*** RECORD EXTRACTS ***

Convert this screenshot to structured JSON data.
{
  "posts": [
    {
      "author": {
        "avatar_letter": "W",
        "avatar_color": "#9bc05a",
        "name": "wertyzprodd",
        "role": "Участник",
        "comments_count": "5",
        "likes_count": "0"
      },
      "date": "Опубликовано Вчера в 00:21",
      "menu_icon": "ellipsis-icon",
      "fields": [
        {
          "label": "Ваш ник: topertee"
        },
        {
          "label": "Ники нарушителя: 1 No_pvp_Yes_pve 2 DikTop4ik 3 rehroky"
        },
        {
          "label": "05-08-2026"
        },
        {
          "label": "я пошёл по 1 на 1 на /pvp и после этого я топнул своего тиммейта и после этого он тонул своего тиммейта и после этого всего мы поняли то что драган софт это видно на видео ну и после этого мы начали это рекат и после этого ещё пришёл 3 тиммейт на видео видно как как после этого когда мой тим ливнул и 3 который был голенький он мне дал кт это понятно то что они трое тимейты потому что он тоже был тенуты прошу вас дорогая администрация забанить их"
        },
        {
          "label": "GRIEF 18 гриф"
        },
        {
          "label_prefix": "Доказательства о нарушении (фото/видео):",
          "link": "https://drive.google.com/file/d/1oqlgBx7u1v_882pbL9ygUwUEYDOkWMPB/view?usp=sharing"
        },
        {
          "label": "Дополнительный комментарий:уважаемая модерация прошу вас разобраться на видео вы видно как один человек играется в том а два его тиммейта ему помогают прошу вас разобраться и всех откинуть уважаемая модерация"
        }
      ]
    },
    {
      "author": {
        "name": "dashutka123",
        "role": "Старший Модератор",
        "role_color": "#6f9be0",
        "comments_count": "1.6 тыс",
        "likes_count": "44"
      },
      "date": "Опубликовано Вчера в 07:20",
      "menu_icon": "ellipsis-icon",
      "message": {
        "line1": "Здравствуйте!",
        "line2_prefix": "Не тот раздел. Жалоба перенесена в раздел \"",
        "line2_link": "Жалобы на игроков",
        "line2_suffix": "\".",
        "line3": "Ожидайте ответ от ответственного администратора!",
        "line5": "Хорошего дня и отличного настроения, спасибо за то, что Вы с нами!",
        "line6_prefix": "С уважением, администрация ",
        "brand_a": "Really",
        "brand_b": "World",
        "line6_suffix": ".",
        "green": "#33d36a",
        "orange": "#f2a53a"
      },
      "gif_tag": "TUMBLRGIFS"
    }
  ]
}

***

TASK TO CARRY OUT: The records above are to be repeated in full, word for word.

SOLUTION TO THIS TASK:
Convert this screenshot to structured JSON data.
{
  "posts": [
    {
      "author": {
        "avatar_letter": "W",
        "avatar_color": "#9bc05a",
        "name": "wertyzprodd",
        "role": "Участник",
        "comments_count": "5",
        "likes_count": "0"
      },
      "date": "Опубликовано Вчера в 00:21",
      "menu_icon": "ellipsis-icon",
      "fields": [
        {
          "label": "Ваш ник: topertee"
        },
        {
          "label": "Ники нарушителя: 1 No_pvp_Yes_pve 2 DikTop4ik 3 rehroky"
        },
        {
          "label": "05-08-2026"
        },
        {
          "label": "я пошёл по 1 на 1 на /pvp и после этого я топнул своего тиммейта и после этого он тонул своего тиммейта и после этого всего мы поняли то что драган софт это видно на видео ну и после этого мы начали это рекат и после этого ещё пришёл 3 тиммейт на видео видно как как после этого когда мой тим ливнул и 3 который был голенький он мне дал кт это понятно то что они трое тимейты потому что он тоже был тенуты прошу вас дорогая администрация забанить их"
        },
        {
          "label": "GRIEF 18 гриф"
        },
        {
          "label_prefix": "Доказательства о нарушении (фото/видео):",
          "link": "https://drive.google.com/file/d/1oqlgBx7u1v_882pbL9ygUwUEYDOkWMPB/view?usp=sharing"
        },
        {
          "label": "Дополнительный комментарий:уважаемая модерация прошу вас разобраться на видео вы видно как один человек играется в том а два его тиммейта ему помогают прошу вас разобраться и всех откинуть уважаемая модерация"
        }
      ]
    },
    {
      "author": {
        "name": "dashutka123",
        "role": "Старший Модератор",
        "role_color": "#6f9be0",
        "comments_count": "1.6 тыс",
        "likes_count": "44"
      },
      "date": "Опубликовано Вчера в 07:20",
      "menu_icon": "ellipsis-icon",
      "message": {
        "line1": "Здравствуйте!",
        "line2_prefix": "Не тот раздел. Жалоба перенесена в раздел \"",
        "line2_link": "Жалобы на игроков",
        "line2_suffix": "\".",
        "line3": "Ожидайте ответ от ответственного администратора!",
        "line5": "Хорошего дня и отличного настроения, спасибо за то, что Вы с нами!",
        "line6_prefix": "С уважением, администрация ",
        "brand_a": "Really",
        "brand_b": "World",
        "line6_suffix": ".",
        "green": "#33d36a",
        "orange": "#f2a53a"
      },
      "gif_tag": "TUMBLRGIFS"
    }
  ]
}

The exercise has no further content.